» **What you are asked to do**
With "data" as the search word, show every line of the material that has it.

Extracted entries: Begin

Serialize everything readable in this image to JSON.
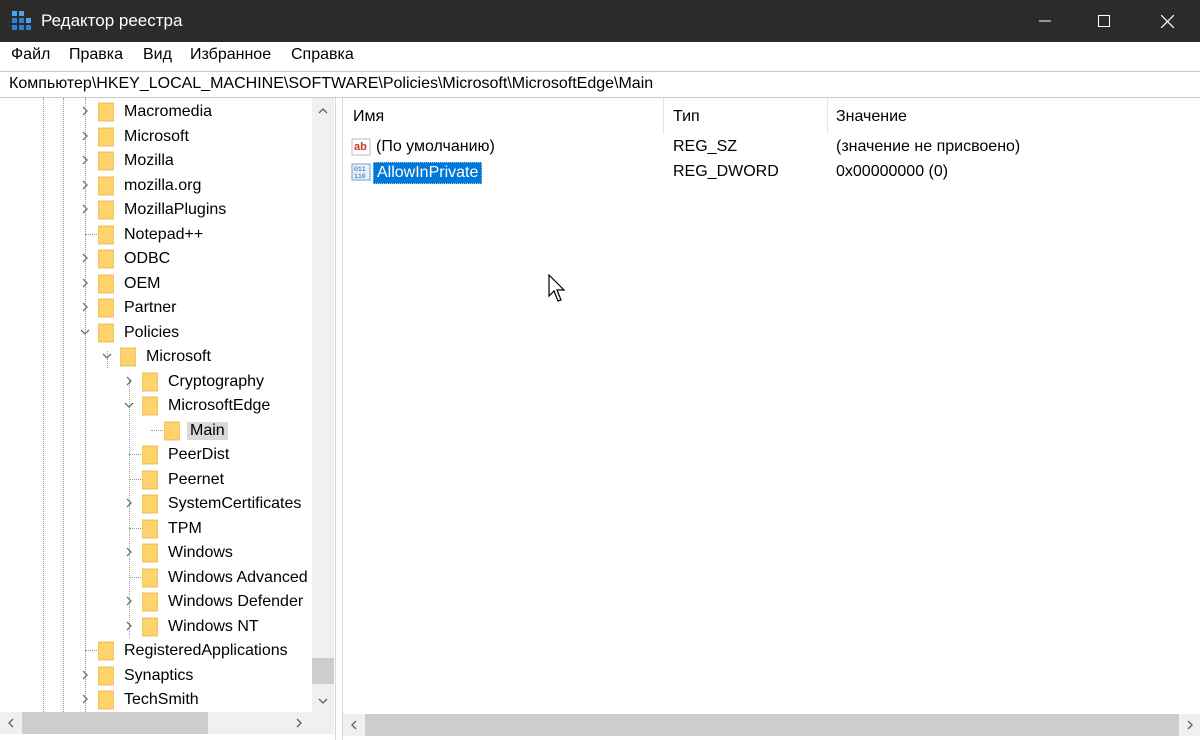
{
  "window": {
    "title": "Редактор реестра",
    "icon": "regedit-icon"
  },
  "menu": [
    "Файл",
    "Правка",
    "Вид",
    "Избранное",
    "Справка"
  ],
  "address": "Компьютер\\HKEY_LOCAL_MACHINE\\SOFTWARE\\Policies\\Microsoft\\MicrosoftEdge\\Main",
  "tree": [
    {
      "label": "Macromedia",
      "expander": "collapsed"
    },
    {
      "label": "Microsoft",
      "expander": "collapsed"
    },
    {
      "label": "Mozilla",
      "expander": "collapsed"
    },
    {
      "label": "mozilla.org",
      "expander": "collapsed"
    },
    {
      "label": "MozillaPlugins",
      "expander": "collapsed"
    },
    {
      "label": "Notepad++",
      "expander": "none"
    },
    {
      "label": "ODBC",
      "expander": "collapsed"
    },
    {
      "label": "OEM",
      "expander": "collapsed"
    },
    {
      "label": "Partner",
      "expander": "collapsed"
    },
    {
      "label": "Policies",
      "expander": "expanded"
    },
    {
      "label": "Microsoft",
      "expander": "expanded"
    },
    {
      "label": "Cryptography",
      "expander": "collapsed"
    },
    {
      "label": "MicrosoftEdge",
      "expander": "expanded"
    },
    {
      "label": "Main",
      "expander": "none",
      "selected": true
    },
    {
      "label": "PeerDist",
      "expander": "none"
    },
    {
      "label": "Peernet",
      "expander": "none"
    },
    {
      "label": "SystemCertificates",
      "expander": "collapsed"
    },
    {
      "label": "TPM",
      "expander": "none"
    },
    {
      "label": "Windows",
      "expander": "collapsed"
    },
    {
      "label": "Windows Advanced",
      "expander": "none"
    },
    {
      "label": "Windows Defender",
      "expander": "collapsed"
    },
    {
      "label": "Windows NT",
      "expander": "collapsed"
    },
    {
      "label": "RegisteredApplications",
      "expander": "none"
    },
    {
      "label": "Synaptics",
      "expander": "collapsed"
    },
    {
      "label": "TechSmith",
      "expander": "collapsed"
    }
  ],
  "columns": {
    "name": "Имя",
    "type": "Тип",
    "data": "Значение"
  },
  "values": [
    {
      "name": "(По умолчанию)",
      "type": "REG_SZ",
      "data": "(значение не присвоено)",
      "icon": "string-value-icon",
      "selected": false
    },
    {
      "name": "AllowInPrivate",
      "type": "REG_DWORD",
      "data": "0x00000000 (0)",
      "icon": "binary-value-icon",
      "selected": true
    }
  ],
  "colors": {
    "titlebar": "#2b2b2b",
    "selection": "#0078d7",
    "folder": "#ffd26b"
  }
}
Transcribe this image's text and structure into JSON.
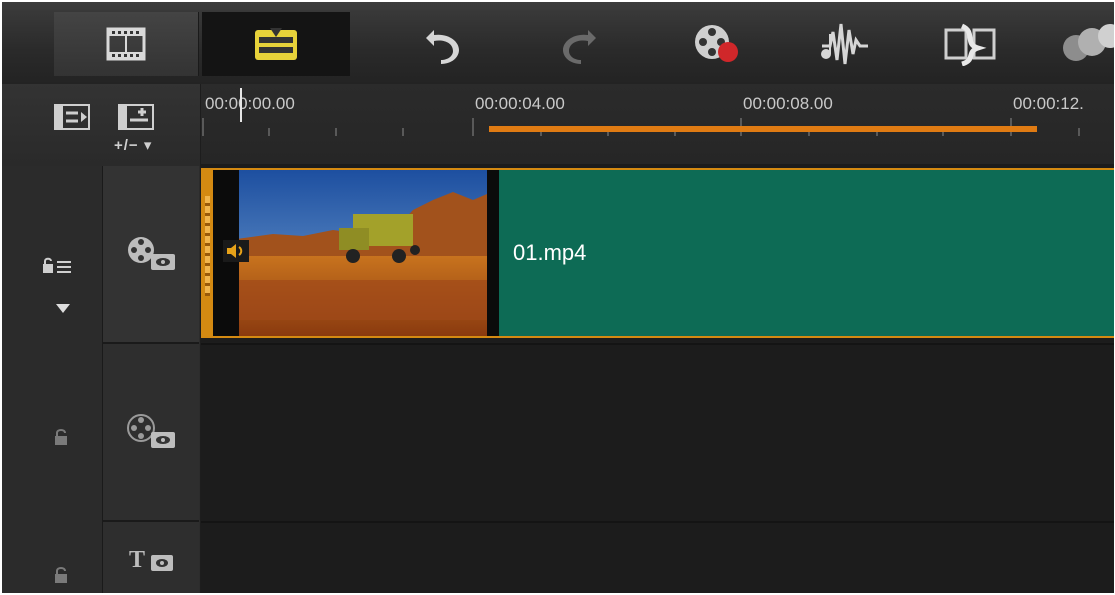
{
  "toolbar": {
    "buttons": [
      {
        "name": "storyboard-view",
        "icon": "film-icon"
      },
      {
        "name": "timeline-view",
        "icon": "timeline-icon",
        "active": true
      },
      {
        "name": "undo",
        "icon": "undo-icon"
      },
      {
        "name": "redo",
        "icon": "redo-icon",
        "disabled": true
      },
      {
        "name": "record-capture",
        "icon": "record-icon"
      },
      {
        "name": "auto-music",
        "icon": "music-icon"
      },
      {
        "name": "motion-tracking",
        "icon": "motion-icon"
      },
      {
        "name": "more",
        "icon": "spheres-icon"
      }
    ]
  },
  "track_controls": {
    "add_remove": "+/− ▾"
  },
  "ruler": {
    "labels": [
      "00:00:00.00",
      "00:00:04.00",
      "00:00:08.00",
      "00:00:12."
    ]
  },
  "clip": {
    "name": "01.mp4"
  },
  "colors": {
    "accent": "#e07b13",
    "clip_fill": "#0d6b55",
    "clip_border": "#d48a12",
    "timeline_icon": "#e7d23a"
  }
}
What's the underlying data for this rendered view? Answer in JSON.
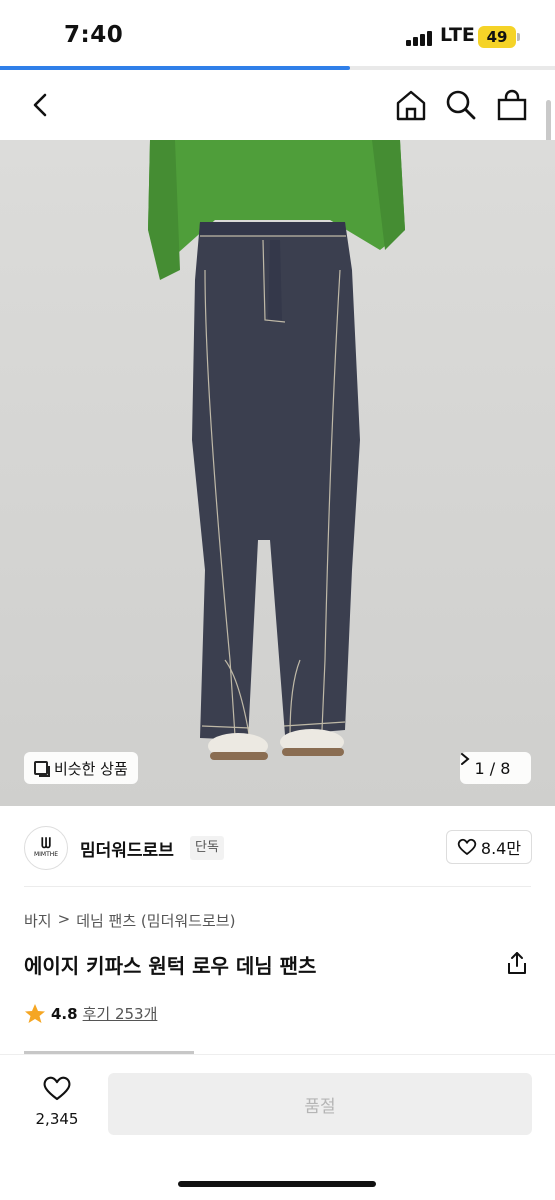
{
  "status_bar": {
    "time": "7:40",
    "network": "LTE",
    "battery": "49"
  },
  "loading": {
    "progress": 0.63
  },
  "header": {
    "back_icon": "chevron-left-icon",
    "home_icon": "home-icon",
    "search_icon": "search-icon",
    "cart_icon": "shopping-bag-icon"
  },
  "gallery": {
    "similar_label": "비슷한 상품",
    "current": "1",
    "total": "8",
    "pager_text": "1 / 8"
  },
  "brand": {
    "logo_text": "ᗯ",
    "logo_sub": "MIMTHE",
    "name": "밈더워드로브",
    "badge": "단독",
    "likes": "8.4만"
  },
  "product": {
    "breadcrumb": [
      "바지",
      "데님 팬츠 (밈더워드로브)"
    ],
    "title": "에이지 키파스 원턱 로우 데님 팬츠",
    "rating": "4.8",
    "reviews": "후기 253개"
  },
  "bottom": {
    "heart_count": "2,345",
    "buy_label": "품절"
  },
  "colors": {
    "accent": "#2f7fe9",
    "star": "#f5a623",
    "battery": "#f5d327"
  }
}
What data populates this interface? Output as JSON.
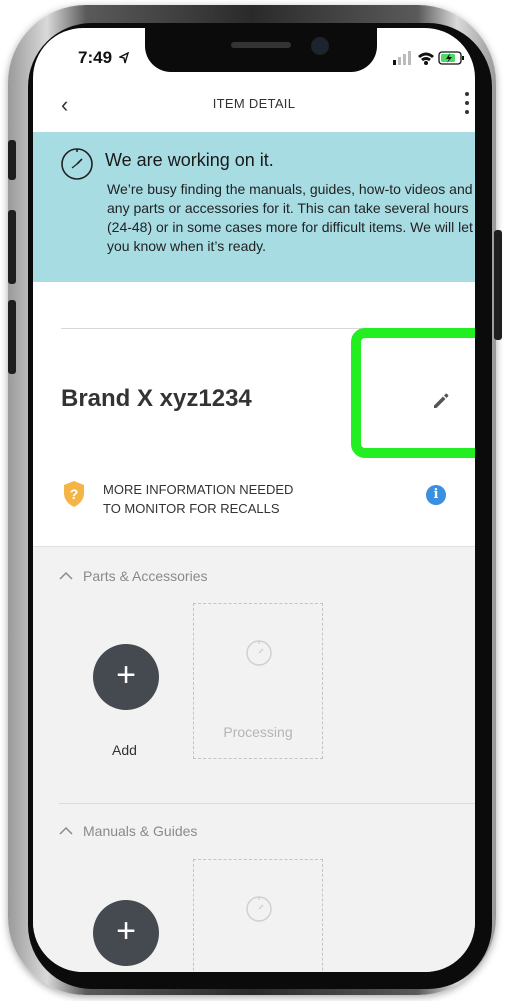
{
  "status_bar": {
    "time": "7:49"
  },
  "header": {
    "back_label": "‹",
    "title": "ITEM DETAIL"
  },
  "banner": {
    "title": "We are working on it.",
    "text": "We’re busy finding the manuals, guides, how-to videos and any parts or accessories for it. This can take several hours (24-48) or in some cases more for difficult items. We will let you know when it’s ready."
  },
  "item": {
    "name": "Brand X xyz1234"
  },
  "recall": {
    "line1": "MORE INFORMATION NEEDED",
    "line2": "TO MONITOR FOR RECALLS",
    "info_glyph": "i"
  },
  "sections": {
    "parts": {
      "header": "Parts & Accessories",
      "add_label": "Add",
      "add_glyph": "+",
      "card_label": "Processing"
    },
    "manuals": {
      "header": "Manuals & Guides",
      "add_glyph": "+"
    }
  },
  "colors": {
    "banner_bg": "#a8dce3",
    "highlight": "#22ee22",
    "info_blue": "#3a8fe0",
    "shield_orange": "#f5b546",
    "add_button": "#454a50"
  }
}
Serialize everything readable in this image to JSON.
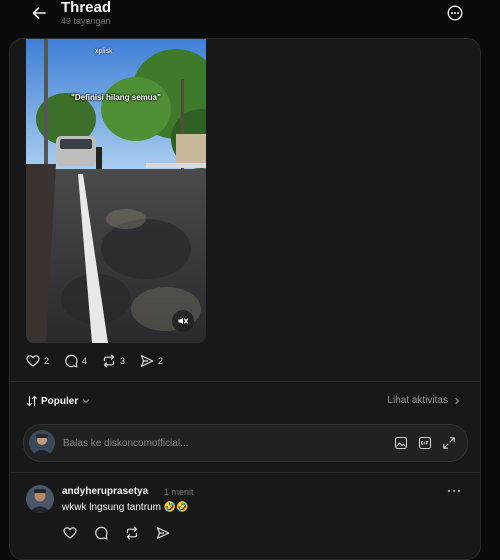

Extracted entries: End

» **Response for this exercise**
    "data": "Значение"
      "data": "(значение не присвоено)",
      "data": "0x00000000 (0)",
What's the underlying data for this rendered view? Answer in JSON.
What data populates this interface? Output as JSON.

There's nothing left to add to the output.